    – if math was food, it would be soy, because its simple, plan, but USEFUL and blends into ANYTHING.
    – if math was weather, it would be good weather, because its almost IMPOSSIBLE to archive in its perfect form, but we all see a little bit of it each day.

  3. Eileen – Honestly I had never heard of that concept until you mentioned it. But clearly the great mathematicians in history can see something that ordinary people can’t.

  4. Our local district has used Everyday Math for several years. I’ve heard pretty consistent complaints from teachers I know. I can see why.

  5. It has been difficult defending a middle ground. But that’s what I do. Those pre-Sputnik texts, I have some laying around, no great bargain. And they were in the days of lower graduation rates (there were reasonable options to finishing high school).

    I prefer my texts to lean to the traditional, but I bring in lighter stuff as well.

    Among the elementary programs, Everyday Math is second worst. (TERC is number 1)

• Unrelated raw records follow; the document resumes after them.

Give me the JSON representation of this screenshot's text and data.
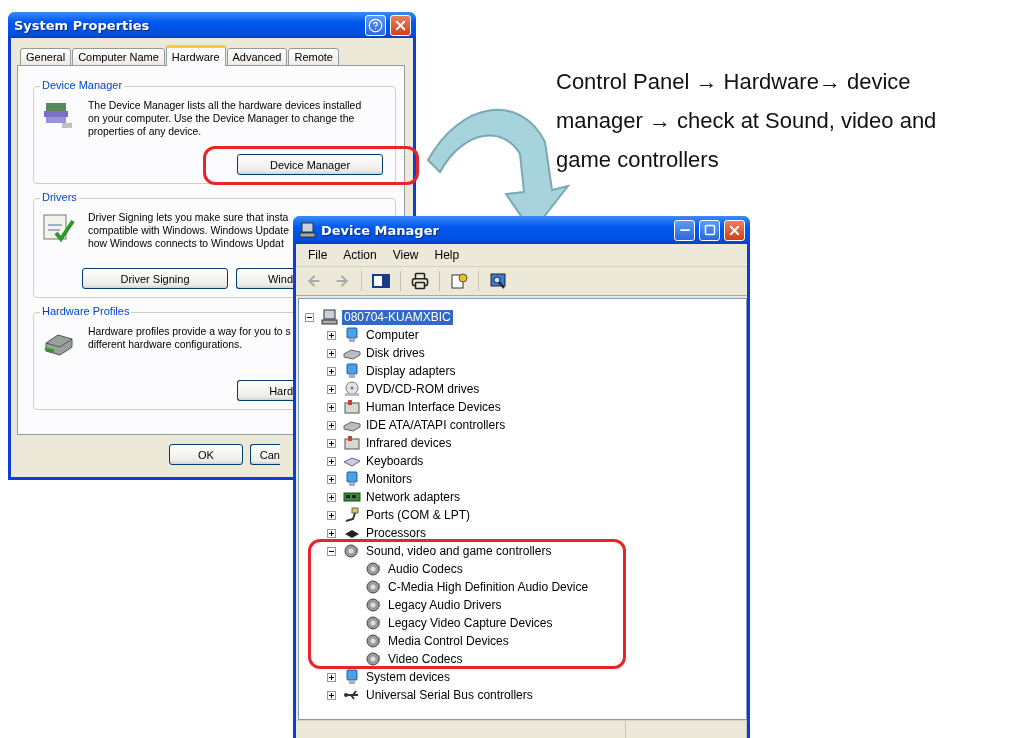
{
  "annotation": {
    "text": "Control Panel → Hardware→ device manager → check at Sound, video and game controllers"
  },
  "system_properties": {
    "title": "System Properties",
    "tabs": [
      {
        "label": "General",
        "selected": false
      },
      {
        "label": "Computer Name",
        "selected": false
      },
      {
        "label": "Hardware",
        "selected": true
      },
      {
        "label": "Advanced",
        "selected": false
      },
      {
        "label": "Remote",
        "selected": false
      }
    ],
    "groups": [
      {
        "title": "Device Manager",
        "text": "The Device Manager lists all the hardware devices installed\non your computer. Use the Device Manager to change the\nproperties of any device.",
        "buttons": [
          "Device Manager"
        ]
      },
      {
        "title": "Drivers",
        "text": "Driver Signing lets you make sure that insta\ncompatible with Windows. Windows Update\nhow Windows connects to Windows Updat",
        "buttons": [
          "Driver Signing",
          "Wind"
        ]
      },
      {
        "title": "Hardware Profiles",
        "text": "Hardware profiles provide a way for you to s\ndifferent hardware configurations.",
        "buttons": [
          "Hard"
        ]
      }
    ],
    "footer_buttons": [
      "OK",
      "Can"
    ]
  },
  "device_manager": {
    "title": "Device Manager",
    "menu": [
      "File",
      "Action",
      "View",
      "Help"
    ],
    "tree": {
      "label": "080704-KUAMXBIC",
      "selected": true,
      "expanded": true,
      "children": [
        {
          "label": "Computer",
          "selected": false,
          "expanded": false
        },
        {
          "label": "Disk drives",
          "selected": false,
          "expanded": false
        },
        {
          "label": "Display adapters",
          "selected": false,
          "expanded": false
        },
        {
          "label": "DVD/CD-ROM drives",
          "selected": false,
          "expanded": false
        },
        {
          "label": "Human Interface Devices",
          "selected": false,
          "expanded": false
        },
        {
          "label": "IDE ATA/ATAPI controllers",
          "selected": false,
          "expanded": false
        },
        {
          "label": "Infrared devices",
          "selected": false,
          "expanded": false
        },
        {
          "label": "Keyboards",
          "selected": false,
          "expanded": false
        },
        {
          "label": "Monitors",
          "selected": false,
          "expanded": false
        },
        {
          "label": "Network adapters",
          "selected": false,
          "expanded": false
        },
        {
          "label": "Ports (COM & LPT)",
          "selected": false,
          "expanded": false
        },
        {
          "label": "Processors",
          "selected": false,
          "expanded": false
        },
        {
          "label": "Sound, video and game controllers",
          "selected": false,
          "expanded": true,
          "children": [
            {
              "label": "Audio Codecs",
              "selected": false
            },
            {
              "label": "C-Media High Definition Audio Device",
              "selected": false
            },
            {
              "label": "Legacy Audio Drivers",
              "selected": false
            },
            {
              "label": "Legacy Video Capture Devices",
              "selected": false
            },
            {
              "label": "Media Control Devices",
              "selected": false
            },
            {
              "label": "Video Codecs",
              "selected": false
            }
          ]
        },
        {
          "label": "System devices",
          "selected": false,
          "expanded": false
        },
        {
          "label": "Universal Serial Bus controllers",
          "selected": false,
          "expanded": false
        }
      ]
    }
  }
}
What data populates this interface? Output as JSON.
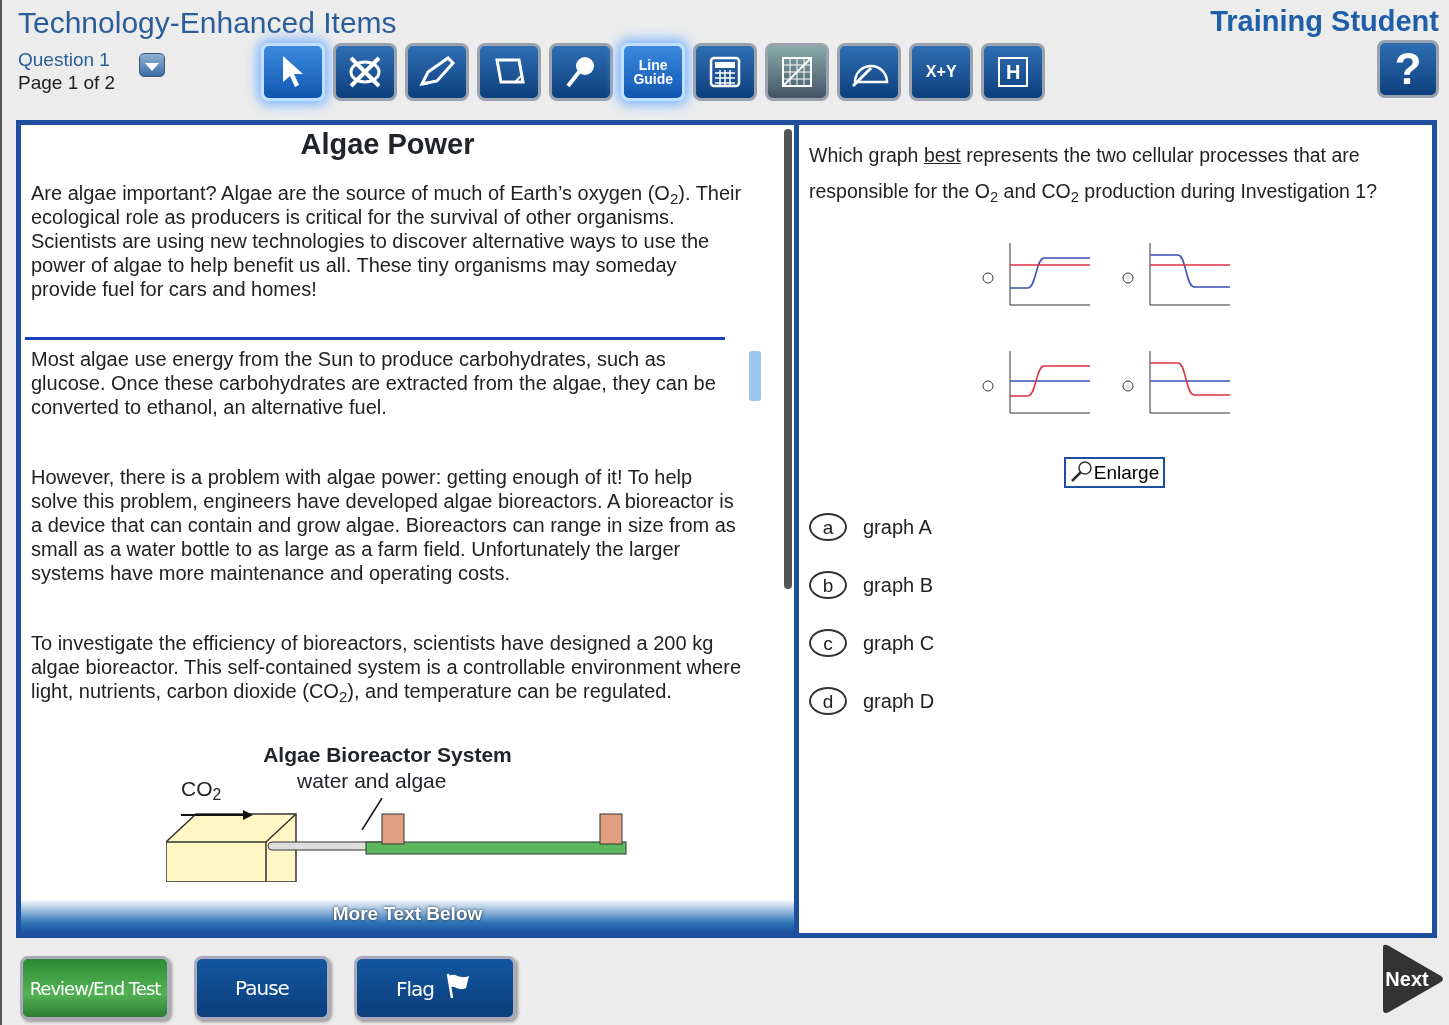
{
  "header": {
    "title": "Technology-Enhanced Items",
    "student": "Training Student",
    "question": "Question 1",
    "page": "Page 1 of 2"
  },
  "tools": [
    {
      "kind": "pointer",
      "selected": true
    },
    {
      "kind": "eliminator",
      "selected": false
    },
    {
      "kind": "highlighter",
      "selected": false
    },
    {
      "kind": "note",
      "selected": false
    },
    {
      "kind": "magnifier",
      "selected": false
    },
    {
      "kind": "lineguide",
      "label": "Line Guide",
      "selected": true
    },
    {
      "kind": "calculator",
      "selected": false
    },
    {
      "kind": "graph",
      "selected": false
    },
    {
      "kind": "protractor",
      "selected": false
    },
    {
      "kind": "formula",
      "label": "X+Y",
      "selected": false
    },
    {
      "kind": "reference",
      "label": "H",
      "selected": false
    }
  ],
  "help": "?",
  "passage": {
    "title": "Algae Power",
    "paragraphs": [
      "Are algae important? Algae are the source of much of Earth’s oxygen (O$_{2}$). Their ecological role as producers is critical for the survival of other organisms. Scientists are using new technologies to discover alternative ways to use the power of algae to help benefit us all. These tiny organisms may someday provide fuel for cars and homes!",
      "Most algae use energy from the Sun to produce carbohydrates, such as glucose. Once these carbohydrates are extracted from the algae, they can be converted to ethanol, an alternative fuel.",
      "However, there is a problem with algae power: getting enough of it! To help solve this problem, engineers have developed algae bioreactors. A bioreactor is a device that can contain and grow algae. Bioreactors can range in size from as small as a water bottle to as large as a farm field. Unfortunately the larger systems have more maintenance and operating costs.",
      "To investigate the efficiency of bioreactors, scientists have designed a 200 kg algae bioreactor. This self-contained system is a controllable environment where light, nutrients, carbon dioxide (CO$_{2}$), and temperature can be regulated."
    ],
    "figure": {
      "title": "Algae Bioreactor System",
      "gas_label": "CO$_{2}$",
      "tank_label": "water and algae"
    },
    "more": "More Text Below"
  },
  "question": {
    "segments": [
      {
        "text": "Which graph ",
        "underline": false
      },
      {
        "text": "best",
        "underline": true
      },
      {
        "text": " represents the two cellular processes that are responsible for the O$_{2}$ and CO$_{2}$ production during Investigation 1?",
        "underline": false
      }
    ],
    "enlarge": "Enlarge",
    "options": [
      {
        "letter": "a",
        "text": "graph A",
        "selected": false
      },
      {
        "letter": "b",
        "text": "graph B",
        "selected": false
      },
      {
        "letter": "c",
        "text": "graph C",
        "selected": false
      },
      {
        "letter": "d",
        "text": "graph D",
        "selected": false
      }
    ]
  },
  "footer": [
    {
      "kind": "review",
      "label": "Review/End Test"
    },
    {
      "kind": "pause",
      "label": "Pause"
    },
    {
      "kind": "flag",
      "label": "Flag"
    }
  ],
  "next": "Next"
}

  6. As someone who teaches one of those “NSF” curricula, I have to say there are parts of it I quite like. Do we supplement with practice questions? Yep. Are there some assignments we skip? Yep. I have found that it has improved our students problem solving skills and their willingness to work on extended problems.

  7. OldFogey

    As a former 8-9th grade math teacher, as I never used it, I have no comment on Everyday Math. I would like to put in a plug for the “innovative” math program that I used as a high school student 4 decades ago: UICSM, a.k.a. Max Beberman’s Illinois Math program. The emphasis on proofs from 9th grade on turned me from a word person into a number person. Exposure to the associative and distributive proofs, by showing me the structure behind computation, helped me in estimating answers. I still find it easier to estimate in my head than use a calculator for most rudimentary calculations. I realize that Illinois Math didn’t work for everyone, but it did work for me

  8. Ugh, Everyday Math. I’ve heard a bunch of terrible stuff about that program. Our district uses other fuzzy-math curricula like TERC, Connected Math and Core-Plus Mathematics. They just don’t work. I tutor students who have fuzzy-math backgrounds, and they are completely unprepared for calculus. I am filled with a sense of panic just thinking about the millions of children growing more innumerate by the day.

    Anyway.

    If math were a color, it would be red. I’ve always associated math with red.
    If math were a food, it would be bread.
    If math were weather, it would be very windy.

    (For the record, I like math, red, bread, and wind. And I’m not a synesthete, although I do try.)

  9. As luck would have it, I got a call from my sister yesterday, for homework help for her 4th grader. Cause? Poorly worded everyday math question. On top of it, the homework and lessons did not seem properly aligned. Would have figured with her suburban taxes her district would have sprung for something better…

    (problem gave average rainfall for 10 cities, and then asked for the minimum of these averages, but phrased it to read minimum average in such a way that any normal reader would have assumed a mathematical operation called ‘minimum averaging.’